→ **REQUIRED ACTION**: Your job is to retype the records exactly while dropping every picture.

Dataset entries
============================================================

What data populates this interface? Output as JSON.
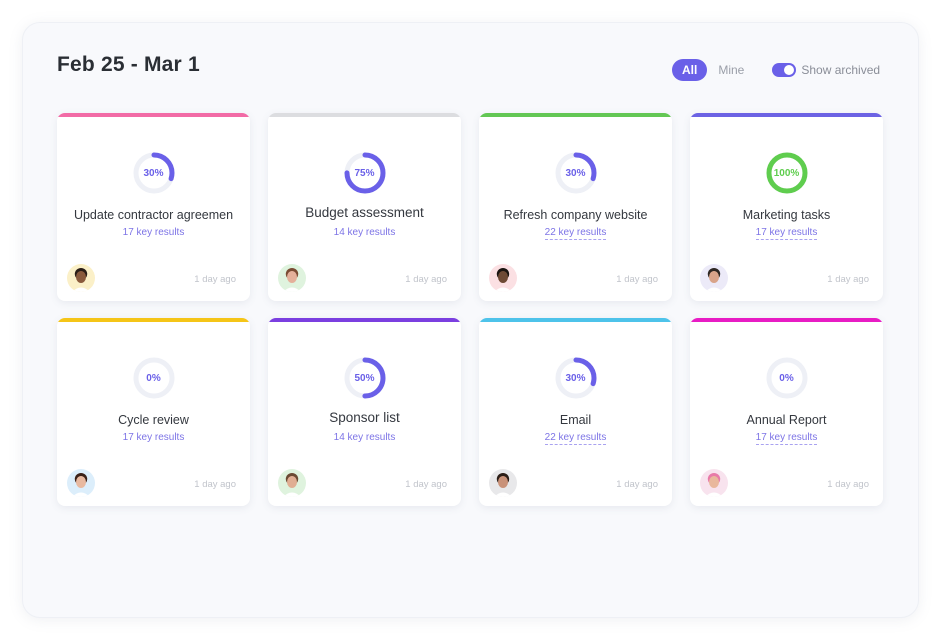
{
  "header": {
    "title": "Feb 25 - Mar 1",
    "filter_all": "All",
    "filter_mine": "Mine",
    "show_archived_label": "Show archived",
    "show_archived_on": true
  },
  "colors": {
    "accent": "#6a60e8",
    "complete": "#5fcd4e",
    "ring_track": "#eef0f6"
  },
  "cards": [
    {
      "title": "Update contractor agreemen",
      "progress": 30,
      "progress_label": "30%",
      "key_results": "17 key results",
      "time": "1 day ago",
      "bar_color": "#f26ba6",
      "avatar_bg": "#fbf0c8",
      "avatar_skin": "#8a5a3c",
      "avatar_hair": "#2a1d16",
      "kr_underline": false,
      "large": false
    },
    {
      "title": "Budget assessment",
      "progress": 75,
      "progress_label": "75%",
      "key_results": "14 key results",
      "time": "1 day ago",
      "bar_color": "#dcdde0",
      "avatar_bg": "#dff3de",
      "avatar_skin": "#e4b09a",
      "avatar_hair": "#7a4b33",
      "kr_underline": false,
      "large": true
    },
    {
      "title": "Refresh company website",
      "progress": 30,
      "progress_label": "30%",
      "key_results": "22 key results",
      "time": "1 day ago",
      "bar_color": "#63c754",
      "avatar_bg": "#fbe0e3",
      "avatar_skin": "#6e4a35",
      "avatar_hair": "#1a1410",
      "kr_underline": true,
      "large": false
    },
    {
      "title": "Marketing tasks",
      "progress": 100,
      "progress_label": "100%",
      "key_results": "17 key results",
      "time": "1 day ago",
      "bar_color": "#6c63e4",
      "avatar_bg": "#eceaf8",
      "avatar_skin": "#d9a48a",
      "avatar_hair": "#2e2723",
      "kr_underline": true,
      "large": false
    },
    {
      "title": "Cycle review",
      "progress": 0,
      "progress_label": "0%",
      "key_results": "17 key results",
      "time": "1 day ago",
      "bar_color": "#f5c518",
      "avatar_bg": "#dceefb",
      "avatar_skin": "#e8b9a0",
      "avatar_hair": "#3a2118",
      "kr_underline": false,
      "large": false
    },
    {
      "title": "Sponsor list",
      "progress": 50,
      "progress_label": "50%",
      "key_results": "14 key results",
      "time": "1 day ago",
      "bar_color": "#7b3fe0",
      "avatar_bg": "#dff3de",
      "avatar_skin": "#e0ae93",
      "avatar_hair": "#6b4a33",
      "kr_underline": false,
      "large": true
    },
    {
      "title": "Email",
      "progress": 30,
      "progress_label": "30%",
      "key_results": "22 key results",
      "time": "1 day ago",
      "bar_color": "#4ec3ea",
      "avatar_bg": "#e8e8ea",
      "avatar_skin": "#c99279",
      "avatar_hair": "#2b1e17",
      "kr_underline": true,
      "large": false
    },
    {
      "title": "Annual Report",
      "progress": 0,
      "progress_label": "0%",
      "key_results": "17 key results",
      "time": "1 day ago",
      "bar_color": "#e81cc4",
      "avatar_bg": "#f8e3ee",
      "avatar_skin": "#e9b89d",
      "avatar_hair": "#e87aa8",
      "kr_underline": true,
      "large": false
    }
  ]
}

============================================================

→ **TASK OUTPUT**:
What data populates this interface? Output as JSON.
{
  "header": {
    "title": "Feb 25 - Mar 1",
    "filter_all": "All",
    "filter_mine": "Mine",
    "show_archived_label": "Show archived",
    "show_archived_on": true
  },
  "colors": {
    "accent": "#6a60e8",
    "complete": "#5fcd4e",
    "ring_track": "#eef0f6"
  },
  "cards": [
    {
      "title": "Update contractor agreemen",
      "progress": 30,
      "progress_label": "30%",
      "key_results": "17 key results",
      "time": "1 day ago",
      "bar_color": "#f26ba6",
      "avatar_bg": "#fbf0c8",
      "avatar_skin": "#8a5a3c",
      "avatar_hair": "#2a1d16",
      "kr_underline": false,
      "large": false
    },
    {
      "title": "Budget assessment",
      "progress": 75,
      "progress_label": "75%",
      "key_results": "14 key results",
      "time": "1 day ago",
      "bar_color": "#dcdde0",
      "avatar_bg": "#dff3de",
      "avatar_skin": "#e4b09a",
      "avatar_hair": "#7a4b33",
      "kr_underline": false,
      "large": true
    },
    {
      "title": "Refresh company website",
      "progress": 30,
      "progress_label": "30%",
      "key_results": "22 key results",
      "time": "1 day ago",
      "bar_color": "#63c754",
      "avatar_bg": "#fbe0e3",
      "avatar_skin": "#6e4a35",
      "avatar_hair": "#1a1410",
      "kr_underline": true,
      "large": false
    },
    {
      "title": "Marketing tasks",
      "progress": 100,
      "progress_label": "100%",
      "key_results": "17 key results",
      "time": "1 day ago",
      "bar_color": "#6c63e4",
      "avatar_bg": "#eceaf8",
      "avatar_skin": "#d9a48a",
      "avatar_hair": "#2e2723",
      "kr_underline": true,
      "large": false
    },
    {
      "title": "Cycle review",
      "progress": 0,
      "progress_label": "0%",
      "key_results": "17 key results",
      "time": "1 day ago",
      "bar_color": "#f5c518",
      "avatar_bg": "#dceefb",
      "avatar_skin": "#e8b9a0",
      "avatar_hair": "#3a2118",
      "kr_underline": false,
      "large": false
    },
    {
      "title": "Sponsor list",
      "progress": 50,
      "progress_label": "50%",
      "key_results": "14 key results",
      "time": "1 day ago",
      "bar_color": "#7b3fe0",
      "avatar_bg": "#dff3de",
      "avatar_skin": "#e0ae93",
      "avatar_hair": "#6b4a33",
      "kr_underline": false,
      "large": true
    },
    {
      "title": "Email",
      "progress": 30,
      "progress_label": "30%",
      "key_results": "22 key results",
      "time": "1 day ago",
      "bar_color": "#4ec3ea",
      "avatar_bg": "#e8e8ea",
      "avatar_skin": "#c99279",
      "avatar_hair": "#2b1e17",
      "kr_underline": true,
      "large": false
    },
    {
      "title": "Annual Report",
      "progress": 0,
      "progress_label": "0%",
      "key_results": "17 key results",
      "time": "1 day ago",
      "bar_color": "#e81cc4",
      "avatar_bg": "#f8e3ee",
      "avatar_skin": "#e9b89d",
      "avatar_hair": "#e87aa8",
      "kr_underline": true,
      "large": false
    }
  ]
}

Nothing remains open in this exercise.